“Well it is actually quite simple for those in Scotland, back in 2008 there were some very heated debates over Mr Trump’s plan to build an 18 hole golf course and resort in Balmedie Aberdeenshire. This met with considerable resistance from the local people, but eventually Trump won through.
The original plan was to build a 450-room hotel, a second golf course, 500 luxury homes and 900 timeshare apartments along with a second 18 hole golf course. In a recent article in The Guardian newspaper these plans now intend to double the number of homes and timeshare apartments”
Whether you are or were for or against now President Trump, it is clear he is on the side of the timeshare developer which has become a battlefield pitting owners against developers.
Now to our main attraction:
What is ARD-ROC doing today?
A breakdown for soundbite reading and request for more information:
In a perfect world the only thing ARDA-ROC would be doing today would be writing checks, sitting back and relaxing. But, it’s not a perfect world and so a typical day for Chairman Ken McKelvey goes something like this:
It is a Thursday and McKelvey started his day discussing a new wrinkle in the South Carolina transfer legislation that ARDA-ROC has been proposing.

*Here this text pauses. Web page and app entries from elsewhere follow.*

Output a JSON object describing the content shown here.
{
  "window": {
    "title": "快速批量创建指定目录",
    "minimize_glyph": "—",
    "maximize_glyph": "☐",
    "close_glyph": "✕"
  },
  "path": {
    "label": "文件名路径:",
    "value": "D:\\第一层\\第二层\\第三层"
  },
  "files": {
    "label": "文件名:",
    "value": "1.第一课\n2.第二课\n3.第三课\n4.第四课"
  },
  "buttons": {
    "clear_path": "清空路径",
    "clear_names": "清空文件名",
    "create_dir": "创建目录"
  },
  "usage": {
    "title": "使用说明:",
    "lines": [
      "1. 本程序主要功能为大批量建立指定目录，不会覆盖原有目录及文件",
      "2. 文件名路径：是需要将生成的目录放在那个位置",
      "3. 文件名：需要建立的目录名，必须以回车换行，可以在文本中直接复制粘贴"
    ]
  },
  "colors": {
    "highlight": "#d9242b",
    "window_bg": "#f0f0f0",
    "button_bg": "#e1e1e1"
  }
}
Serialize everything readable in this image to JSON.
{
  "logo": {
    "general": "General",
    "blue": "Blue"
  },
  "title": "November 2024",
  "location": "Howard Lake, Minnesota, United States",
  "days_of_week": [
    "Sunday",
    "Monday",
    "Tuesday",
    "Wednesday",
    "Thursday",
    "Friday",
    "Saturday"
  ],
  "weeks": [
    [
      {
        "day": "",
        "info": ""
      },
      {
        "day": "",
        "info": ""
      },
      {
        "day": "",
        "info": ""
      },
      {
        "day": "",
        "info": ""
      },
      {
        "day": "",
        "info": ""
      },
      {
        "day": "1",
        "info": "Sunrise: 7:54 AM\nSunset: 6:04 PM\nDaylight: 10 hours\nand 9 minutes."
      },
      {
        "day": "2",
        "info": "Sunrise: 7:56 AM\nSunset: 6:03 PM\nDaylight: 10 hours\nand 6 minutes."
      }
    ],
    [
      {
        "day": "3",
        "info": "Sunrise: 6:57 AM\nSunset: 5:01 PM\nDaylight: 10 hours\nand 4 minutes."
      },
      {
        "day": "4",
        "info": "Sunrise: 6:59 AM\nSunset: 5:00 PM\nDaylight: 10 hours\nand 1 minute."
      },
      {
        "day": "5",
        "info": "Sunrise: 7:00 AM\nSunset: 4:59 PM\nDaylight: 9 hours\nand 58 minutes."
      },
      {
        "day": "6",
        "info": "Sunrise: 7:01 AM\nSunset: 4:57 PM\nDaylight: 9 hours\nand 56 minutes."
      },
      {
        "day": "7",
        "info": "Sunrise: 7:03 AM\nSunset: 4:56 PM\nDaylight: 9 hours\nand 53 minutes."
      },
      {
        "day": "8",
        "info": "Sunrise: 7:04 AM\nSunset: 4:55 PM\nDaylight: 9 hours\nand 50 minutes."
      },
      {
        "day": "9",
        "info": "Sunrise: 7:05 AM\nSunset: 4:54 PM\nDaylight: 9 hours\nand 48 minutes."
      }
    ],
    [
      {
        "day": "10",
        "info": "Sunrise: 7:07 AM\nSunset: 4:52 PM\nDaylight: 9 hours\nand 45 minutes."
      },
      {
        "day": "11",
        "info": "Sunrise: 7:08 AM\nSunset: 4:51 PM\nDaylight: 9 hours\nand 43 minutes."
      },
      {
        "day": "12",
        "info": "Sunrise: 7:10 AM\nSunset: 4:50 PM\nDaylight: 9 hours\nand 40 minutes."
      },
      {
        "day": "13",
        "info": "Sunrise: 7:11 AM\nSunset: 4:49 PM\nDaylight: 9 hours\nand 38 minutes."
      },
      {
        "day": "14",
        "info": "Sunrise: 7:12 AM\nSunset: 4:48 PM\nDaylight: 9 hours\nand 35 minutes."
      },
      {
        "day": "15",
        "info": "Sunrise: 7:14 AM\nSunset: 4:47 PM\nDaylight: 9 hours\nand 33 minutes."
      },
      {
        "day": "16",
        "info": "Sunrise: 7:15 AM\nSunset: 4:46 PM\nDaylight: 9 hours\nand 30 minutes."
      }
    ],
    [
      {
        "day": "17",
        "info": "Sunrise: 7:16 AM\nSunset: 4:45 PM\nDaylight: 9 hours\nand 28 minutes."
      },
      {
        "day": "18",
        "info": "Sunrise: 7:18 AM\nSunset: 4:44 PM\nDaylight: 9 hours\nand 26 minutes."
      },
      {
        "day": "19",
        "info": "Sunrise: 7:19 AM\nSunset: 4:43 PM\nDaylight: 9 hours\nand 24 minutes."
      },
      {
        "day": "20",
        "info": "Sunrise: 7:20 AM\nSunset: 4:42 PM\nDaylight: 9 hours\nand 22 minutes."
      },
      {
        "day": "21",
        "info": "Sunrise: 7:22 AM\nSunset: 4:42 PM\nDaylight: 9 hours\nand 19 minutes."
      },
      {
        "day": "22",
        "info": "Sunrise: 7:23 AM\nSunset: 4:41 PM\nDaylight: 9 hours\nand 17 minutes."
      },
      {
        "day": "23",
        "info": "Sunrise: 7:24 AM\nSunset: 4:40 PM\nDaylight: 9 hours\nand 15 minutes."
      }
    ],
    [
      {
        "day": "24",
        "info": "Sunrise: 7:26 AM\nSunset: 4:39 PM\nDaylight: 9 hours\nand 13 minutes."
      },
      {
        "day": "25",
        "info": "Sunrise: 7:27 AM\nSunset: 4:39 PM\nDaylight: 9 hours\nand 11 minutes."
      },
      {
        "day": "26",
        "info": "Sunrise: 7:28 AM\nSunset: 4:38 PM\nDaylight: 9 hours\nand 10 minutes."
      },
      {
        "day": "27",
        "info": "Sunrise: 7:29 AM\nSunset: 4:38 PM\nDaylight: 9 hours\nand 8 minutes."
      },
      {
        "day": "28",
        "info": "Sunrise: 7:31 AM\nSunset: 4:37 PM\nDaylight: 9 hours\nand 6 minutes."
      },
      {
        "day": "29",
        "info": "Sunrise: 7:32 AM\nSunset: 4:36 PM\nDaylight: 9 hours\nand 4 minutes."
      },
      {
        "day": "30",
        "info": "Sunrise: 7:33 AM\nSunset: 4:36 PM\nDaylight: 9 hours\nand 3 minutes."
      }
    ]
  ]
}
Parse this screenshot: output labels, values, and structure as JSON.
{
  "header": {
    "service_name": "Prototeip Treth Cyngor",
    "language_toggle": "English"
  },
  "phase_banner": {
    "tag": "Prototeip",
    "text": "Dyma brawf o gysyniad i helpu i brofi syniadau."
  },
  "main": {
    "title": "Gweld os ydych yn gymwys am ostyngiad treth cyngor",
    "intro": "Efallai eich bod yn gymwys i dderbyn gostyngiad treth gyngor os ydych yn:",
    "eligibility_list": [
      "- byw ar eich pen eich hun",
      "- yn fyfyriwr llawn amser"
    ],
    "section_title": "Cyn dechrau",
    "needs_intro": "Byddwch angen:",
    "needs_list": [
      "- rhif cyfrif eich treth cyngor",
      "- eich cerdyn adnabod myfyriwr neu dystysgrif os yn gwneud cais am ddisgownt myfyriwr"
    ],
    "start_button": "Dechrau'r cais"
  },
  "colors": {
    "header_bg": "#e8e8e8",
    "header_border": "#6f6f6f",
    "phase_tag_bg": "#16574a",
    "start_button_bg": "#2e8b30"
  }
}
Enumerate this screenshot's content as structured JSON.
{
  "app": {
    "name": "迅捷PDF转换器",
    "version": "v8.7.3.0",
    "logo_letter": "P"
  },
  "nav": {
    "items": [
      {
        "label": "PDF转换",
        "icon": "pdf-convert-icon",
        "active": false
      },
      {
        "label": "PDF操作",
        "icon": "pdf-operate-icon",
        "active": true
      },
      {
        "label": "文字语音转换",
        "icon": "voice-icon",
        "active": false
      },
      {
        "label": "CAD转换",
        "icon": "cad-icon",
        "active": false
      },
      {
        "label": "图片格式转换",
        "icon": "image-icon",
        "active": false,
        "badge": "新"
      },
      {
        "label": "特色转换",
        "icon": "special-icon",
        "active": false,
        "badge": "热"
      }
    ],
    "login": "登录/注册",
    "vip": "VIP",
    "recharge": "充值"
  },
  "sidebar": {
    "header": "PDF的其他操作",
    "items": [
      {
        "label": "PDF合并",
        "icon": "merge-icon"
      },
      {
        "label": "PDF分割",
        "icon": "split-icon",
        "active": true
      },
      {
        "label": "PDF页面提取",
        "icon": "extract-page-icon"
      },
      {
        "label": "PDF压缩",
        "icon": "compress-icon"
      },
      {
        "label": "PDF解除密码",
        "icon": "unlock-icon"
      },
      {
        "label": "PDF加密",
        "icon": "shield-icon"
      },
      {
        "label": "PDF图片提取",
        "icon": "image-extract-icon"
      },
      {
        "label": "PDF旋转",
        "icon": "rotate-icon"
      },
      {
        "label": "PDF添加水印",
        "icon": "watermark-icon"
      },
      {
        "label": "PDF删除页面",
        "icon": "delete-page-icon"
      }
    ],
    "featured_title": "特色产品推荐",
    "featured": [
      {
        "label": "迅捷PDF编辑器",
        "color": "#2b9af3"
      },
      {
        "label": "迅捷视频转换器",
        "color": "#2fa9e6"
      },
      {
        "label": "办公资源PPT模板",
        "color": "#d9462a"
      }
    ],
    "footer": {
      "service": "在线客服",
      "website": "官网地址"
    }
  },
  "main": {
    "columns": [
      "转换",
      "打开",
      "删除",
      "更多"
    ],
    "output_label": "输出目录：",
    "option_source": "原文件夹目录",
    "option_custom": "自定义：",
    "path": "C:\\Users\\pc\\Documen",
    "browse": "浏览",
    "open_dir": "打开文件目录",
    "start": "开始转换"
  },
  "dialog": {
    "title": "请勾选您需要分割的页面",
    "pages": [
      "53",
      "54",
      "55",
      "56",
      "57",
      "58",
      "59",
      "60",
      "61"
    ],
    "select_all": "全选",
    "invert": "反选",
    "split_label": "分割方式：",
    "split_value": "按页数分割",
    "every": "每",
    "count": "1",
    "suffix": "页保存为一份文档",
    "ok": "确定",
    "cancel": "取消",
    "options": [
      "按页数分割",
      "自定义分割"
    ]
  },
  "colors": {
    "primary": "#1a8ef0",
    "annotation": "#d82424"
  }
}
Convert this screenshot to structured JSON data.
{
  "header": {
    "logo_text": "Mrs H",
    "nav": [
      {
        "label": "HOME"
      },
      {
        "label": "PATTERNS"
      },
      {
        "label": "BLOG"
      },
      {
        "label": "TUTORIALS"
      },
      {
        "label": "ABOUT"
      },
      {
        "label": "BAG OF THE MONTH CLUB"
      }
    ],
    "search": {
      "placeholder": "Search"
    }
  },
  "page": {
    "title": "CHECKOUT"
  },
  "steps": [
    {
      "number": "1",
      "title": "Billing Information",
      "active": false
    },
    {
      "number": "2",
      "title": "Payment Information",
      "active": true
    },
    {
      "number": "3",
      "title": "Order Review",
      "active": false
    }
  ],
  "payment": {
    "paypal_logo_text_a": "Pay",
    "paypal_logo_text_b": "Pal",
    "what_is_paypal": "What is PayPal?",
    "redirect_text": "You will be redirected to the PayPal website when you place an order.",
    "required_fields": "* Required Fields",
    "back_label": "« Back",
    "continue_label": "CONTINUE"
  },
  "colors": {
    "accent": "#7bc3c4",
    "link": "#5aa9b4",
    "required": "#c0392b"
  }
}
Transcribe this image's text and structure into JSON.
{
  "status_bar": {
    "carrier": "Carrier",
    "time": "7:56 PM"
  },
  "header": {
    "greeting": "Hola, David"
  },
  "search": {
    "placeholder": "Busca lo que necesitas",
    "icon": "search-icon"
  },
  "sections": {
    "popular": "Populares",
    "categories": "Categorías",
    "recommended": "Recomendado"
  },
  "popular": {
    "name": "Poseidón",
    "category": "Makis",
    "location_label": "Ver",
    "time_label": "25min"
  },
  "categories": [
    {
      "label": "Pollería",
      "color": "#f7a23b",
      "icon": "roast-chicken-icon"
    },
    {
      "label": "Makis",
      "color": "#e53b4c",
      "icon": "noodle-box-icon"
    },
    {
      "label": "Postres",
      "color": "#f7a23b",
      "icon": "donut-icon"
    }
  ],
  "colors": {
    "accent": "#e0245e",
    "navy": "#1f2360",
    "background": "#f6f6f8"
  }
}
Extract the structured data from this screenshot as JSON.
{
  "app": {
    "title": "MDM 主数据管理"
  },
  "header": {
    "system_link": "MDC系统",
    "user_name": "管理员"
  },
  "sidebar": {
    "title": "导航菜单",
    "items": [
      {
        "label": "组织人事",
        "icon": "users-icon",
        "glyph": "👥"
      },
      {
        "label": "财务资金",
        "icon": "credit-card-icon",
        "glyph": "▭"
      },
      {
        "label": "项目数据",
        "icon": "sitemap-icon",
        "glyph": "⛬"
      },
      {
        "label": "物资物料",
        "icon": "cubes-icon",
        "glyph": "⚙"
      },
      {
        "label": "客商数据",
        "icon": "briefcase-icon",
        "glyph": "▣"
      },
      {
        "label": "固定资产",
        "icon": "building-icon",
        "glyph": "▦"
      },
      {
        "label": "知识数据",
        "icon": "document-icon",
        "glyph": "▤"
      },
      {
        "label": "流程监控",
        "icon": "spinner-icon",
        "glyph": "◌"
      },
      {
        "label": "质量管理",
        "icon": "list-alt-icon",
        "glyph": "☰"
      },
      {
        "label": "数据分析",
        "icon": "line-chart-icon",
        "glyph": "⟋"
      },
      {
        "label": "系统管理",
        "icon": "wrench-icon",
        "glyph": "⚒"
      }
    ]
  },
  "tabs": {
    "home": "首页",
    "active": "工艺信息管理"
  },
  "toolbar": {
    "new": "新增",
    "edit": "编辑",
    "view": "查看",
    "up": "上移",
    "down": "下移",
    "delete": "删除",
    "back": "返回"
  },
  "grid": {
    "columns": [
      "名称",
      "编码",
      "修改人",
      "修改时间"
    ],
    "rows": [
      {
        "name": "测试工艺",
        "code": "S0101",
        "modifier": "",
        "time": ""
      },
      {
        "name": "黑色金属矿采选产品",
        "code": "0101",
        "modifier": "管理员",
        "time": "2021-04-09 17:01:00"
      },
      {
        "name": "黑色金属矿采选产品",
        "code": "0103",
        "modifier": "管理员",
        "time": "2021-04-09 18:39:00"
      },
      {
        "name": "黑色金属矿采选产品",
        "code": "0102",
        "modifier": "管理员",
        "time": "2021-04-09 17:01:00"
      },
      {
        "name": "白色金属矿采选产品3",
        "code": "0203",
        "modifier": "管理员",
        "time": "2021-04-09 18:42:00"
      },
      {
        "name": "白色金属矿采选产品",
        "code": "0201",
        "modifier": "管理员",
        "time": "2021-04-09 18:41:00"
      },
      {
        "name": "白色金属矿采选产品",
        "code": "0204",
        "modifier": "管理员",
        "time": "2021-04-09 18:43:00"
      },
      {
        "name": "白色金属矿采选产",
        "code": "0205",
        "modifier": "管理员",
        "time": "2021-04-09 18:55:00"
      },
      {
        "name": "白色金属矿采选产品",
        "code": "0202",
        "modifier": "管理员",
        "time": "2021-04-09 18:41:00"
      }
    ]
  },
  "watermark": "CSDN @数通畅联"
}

I believe this is South Carolina House Bill 3647 tightening the language of timeshare transfers. In our last article we reported how the nature of the perpetual contract, rising maintenance fees and little or no secondary market spells a disaster for aging original owners if denied a voluntary surrender.
That was followed by a conference call regarding the proposed United States Virgin Islands timeshare fee.
This does sound like a benefit for owners because an extra $300 slapped onto an exchange seems exorbitant.
The day before was loaded with details regarding a Saint Maarten Parliament Timeshare Ordinance and its potential impact on consumers.I know nothing about the Saint Maarteen Parliament Timeshare Ordinance but it sounds ominous.
Along with a final draft of legislature in Florida regarding the sunset clause to help legacy properties gain reasonable voting requirements to extend into the timeshare agreements into the future. Whew.
This is Florida House Bill 818 concerning a reset to continue beyond the sunset provision.
And he’s just a volunteer who is happy it is not Monday.
The ongoing operations of ARDA-ROC is both reactive and proactive; on one hand they react to any proposed legislature, dealing with real estate or tourism proposed laws that have any tentacles that could possibly affect timeshare and on the other hand they write and lobby for legislature that could help timeshare owners.
This lobby effort sparked outrage among owner advocates. Did my $7 go to this effort?
“The bills (House Bill 453 and Senate Bill 932) have been sponsored by two politicians from Central Florida — deep in the heart of time-share country: Rep. Eric Eisnaugle, R-Orlando, and Sen. Kelli Stargel, R-Lakeland.
Both politicians have received money from time-share interests — an industry that showers cash on Florida politicians and committees, including $300,000 to the Republican Party of Florida and $150,000 to the Democrats,” reported Scott Maxwell for the Orlando Sentinel.
Throughout the year, ARDA-ROC has lobbyists on retainer in up to 25 states, and territories, and who according to McKelvey “we HOPE the only thing we ever hear from them is an invoice.”
These lobbyists monitor and pick through every piece of proposed legislature with a fine tooth comb, seeking things that are rarely specifically spelled out to say timeshare, but could be interpreted to have grand impact on it.
This from Advocate Michael Kosor:
The “fine tune comb” can be seen in the Nevada State Bill 195 that would have allowed an Association Board to terminate its management contract (the most important and costly agreement a board oversees), issued to them by the developer, without obtaining a majority owner vote – an impossible effort. ARDA-ROC identified the change and successfully lobbied to have it removed. This was clearly an owner friendly provision the industry did not support. Lobbyists (of ARDA and ARDA ROC, they use the terms loosely and interchangeably) suggested (vaguely and without discussion despite being an absurd assertion) the original language was “intended to protect timeshare owners” and should not be changed.